The name ‘Aquamarine’ comes from the Latin for sea water and is used to describe types of the mineral Beryl, that are of a light green, greenish blue or blue hue. This colour is created by the presence of iron within the gemstone. Aquamarine crystals are formed in long prismatic shapes and can also be found as broken pieces, or as water worn pebbles. Aquamarine is the birthstone for the month of March.
Aquamarine ranks 7.5 on moh’s scale of hardness making it a practical, reasonably hard-wearing gemstone to have in your jewellery collection, however it must be handled with care and can be damaged if mistreated. To clean your Aquamarine use warm soapy water and a soft toothbrush, once brushed, dry your Aqua using a soft lint free cloth. Chemical products should not be put on an Aquamarine as damage can occur. If you have a jewellery box, your Aquamarine jewellery should not be put together with other pieces otherwise general abrasion to the stones surface can cause scratches and this should be avoided.
The first documented use of Aquamarine was by the Greeks from approximately 480-300BC. Aquamarine is said to give its wearer protection against foes in battle or litigation. Legend has it, that it is the treasure of mermaids, with the ability to keep sailors safe in their journeys across the ocean. Wearing Aquamarine is also said to make you unconquerable, and sharpen your mind.
The largest ever cut Aquamarine is known as the Dom Pedro, cut from a crystal which originally weighed approximately 45kg, mined in Brazil, it was cut in to an obelisk by legendary gemstone cutter, Bernd Munsteiner with a finished weight of 10,363 carats.
Generally, the most sought after colours of an Aquamarine are of a dark blue to greenish blue, and as such these stones are of a higher value.

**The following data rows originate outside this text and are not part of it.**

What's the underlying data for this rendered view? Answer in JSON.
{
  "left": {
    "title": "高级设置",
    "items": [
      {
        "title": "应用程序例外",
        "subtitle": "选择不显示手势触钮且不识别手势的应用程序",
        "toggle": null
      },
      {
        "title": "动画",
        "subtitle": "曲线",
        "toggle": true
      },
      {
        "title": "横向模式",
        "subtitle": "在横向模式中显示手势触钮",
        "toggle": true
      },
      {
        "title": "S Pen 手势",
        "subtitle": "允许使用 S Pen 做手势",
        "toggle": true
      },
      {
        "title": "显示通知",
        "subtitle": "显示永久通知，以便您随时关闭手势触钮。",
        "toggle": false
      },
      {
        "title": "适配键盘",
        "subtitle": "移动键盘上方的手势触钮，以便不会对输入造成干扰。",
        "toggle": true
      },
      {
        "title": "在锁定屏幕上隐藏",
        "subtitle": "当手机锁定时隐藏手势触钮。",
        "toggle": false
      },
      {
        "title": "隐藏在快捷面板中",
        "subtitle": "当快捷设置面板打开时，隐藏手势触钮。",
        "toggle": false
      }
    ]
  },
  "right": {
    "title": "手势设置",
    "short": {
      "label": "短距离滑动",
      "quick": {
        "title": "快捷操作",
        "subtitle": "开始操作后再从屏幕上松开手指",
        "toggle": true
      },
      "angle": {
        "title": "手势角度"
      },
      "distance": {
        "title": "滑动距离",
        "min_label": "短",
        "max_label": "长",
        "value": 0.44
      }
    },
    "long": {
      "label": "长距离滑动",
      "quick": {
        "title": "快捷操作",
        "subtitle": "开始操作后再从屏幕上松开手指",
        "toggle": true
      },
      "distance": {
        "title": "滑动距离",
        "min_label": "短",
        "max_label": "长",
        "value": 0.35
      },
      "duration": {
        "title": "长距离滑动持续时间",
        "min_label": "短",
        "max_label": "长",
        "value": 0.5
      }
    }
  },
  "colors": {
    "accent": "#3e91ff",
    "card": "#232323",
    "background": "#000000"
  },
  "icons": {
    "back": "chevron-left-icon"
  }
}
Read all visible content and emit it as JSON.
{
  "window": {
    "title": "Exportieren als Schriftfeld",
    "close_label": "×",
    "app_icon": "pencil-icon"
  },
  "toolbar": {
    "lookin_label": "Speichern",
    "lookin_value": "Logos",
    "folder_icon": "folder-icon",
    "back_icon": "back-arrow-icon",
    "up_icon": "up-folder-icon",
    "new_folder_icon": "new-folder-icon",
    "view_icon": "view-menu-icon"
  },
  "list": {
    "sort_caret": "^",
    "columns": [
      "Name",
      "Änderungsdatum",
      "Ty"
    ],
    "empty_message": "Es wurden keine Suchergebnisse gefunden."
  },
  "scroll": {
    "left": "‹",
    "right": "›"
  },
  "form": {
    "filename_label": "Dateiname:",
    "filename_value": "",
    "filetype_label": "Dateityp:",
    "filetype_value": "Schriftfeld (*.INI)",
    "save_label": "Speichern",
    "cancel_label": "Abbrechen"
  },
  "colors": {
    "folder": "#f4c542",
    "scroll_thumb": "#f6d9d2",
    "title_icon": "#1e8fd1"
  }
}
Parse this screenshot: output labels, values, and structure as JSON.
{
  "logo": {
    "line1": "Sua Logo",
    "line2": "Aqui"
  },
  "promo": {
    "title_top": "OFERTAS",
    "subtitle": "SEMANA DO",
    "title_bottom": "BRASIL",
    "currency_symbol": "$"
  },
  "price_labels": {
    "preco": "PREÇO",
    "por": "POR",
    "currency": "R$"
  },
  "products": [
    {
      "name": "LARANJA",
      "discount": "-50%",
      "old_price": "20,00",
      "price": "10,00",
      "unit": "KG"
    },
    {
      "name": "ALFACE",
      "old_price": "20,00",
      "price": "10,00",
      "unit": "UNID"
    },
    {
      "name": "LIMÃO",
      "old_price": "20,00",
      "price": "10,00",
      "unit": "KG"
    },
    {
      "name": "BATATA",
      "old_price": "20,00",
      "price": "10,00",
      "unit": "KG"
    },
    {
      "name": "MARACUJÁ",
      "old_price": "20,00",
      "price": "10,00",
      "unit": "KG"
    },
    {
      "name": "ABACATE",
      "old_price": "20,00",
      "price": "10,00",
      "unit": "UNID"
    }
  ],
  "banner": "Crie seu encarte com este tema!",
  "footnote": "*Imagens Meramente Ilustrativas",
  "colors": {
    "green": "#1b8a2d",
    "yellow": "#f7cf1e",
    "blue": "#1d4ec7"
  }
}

Gems which are above five carats in weight will have an even more striking appearance. The distribution of colour within a fine stone will be very even with little to no zoning. Less expensive Aquamarine gemstones tend to be of a very pale blue colour.
With Aquamarine, clean stones are quite common in fine qualities, and can be found in large carat weights. Most faceted Aquamarine will be free of eye visible inclusions. Inclusions that can be seen using a 10x lens will normally create a ‘rain’ like appearance. Stones that are more heavily included will generally be cut in to cabochon shapes.
An Aquamarine can be cut in to a variety of shapes. A cutter will often cut the material in to the shape that will create the greatest balance of intense colour, and high clarity. For this reason Emerald cuts are a very popular choice as the larger facets show off the even colour distribution and high clarity of the stone. Aquamarine has an optical property known as pleochroism, and as a result shows two colours along different crystal directions, these are near colourless to a strong blue. The blue colour is matched to the cutting orientation that will retain the most weight, and so the cutter will align the table facet parallel to the length of the rough crystal.
Aquamarine can be found in a variety of sizes, and very large stones are possible due to the large crystals that can be sourced. A large stone can make for a beautiful centerpiece in a ring or brooch, but also smaller sizes are very popular as either accent stones in a clasp or to create a stunning pair of earrings.
The most important locations and sources of gem quality Aquamarine are Brazil, Kenya, Madagascar, Myanmar, Namibia, Russia, Nigeria, Zambia, Sri Lanka and the USA.
It is commonly accepted that heat treatment has been used on Aquamarine to improve its colour. The stones are heated to a high temperature of between 600-1200 degrees, and this type of treatment is permanent.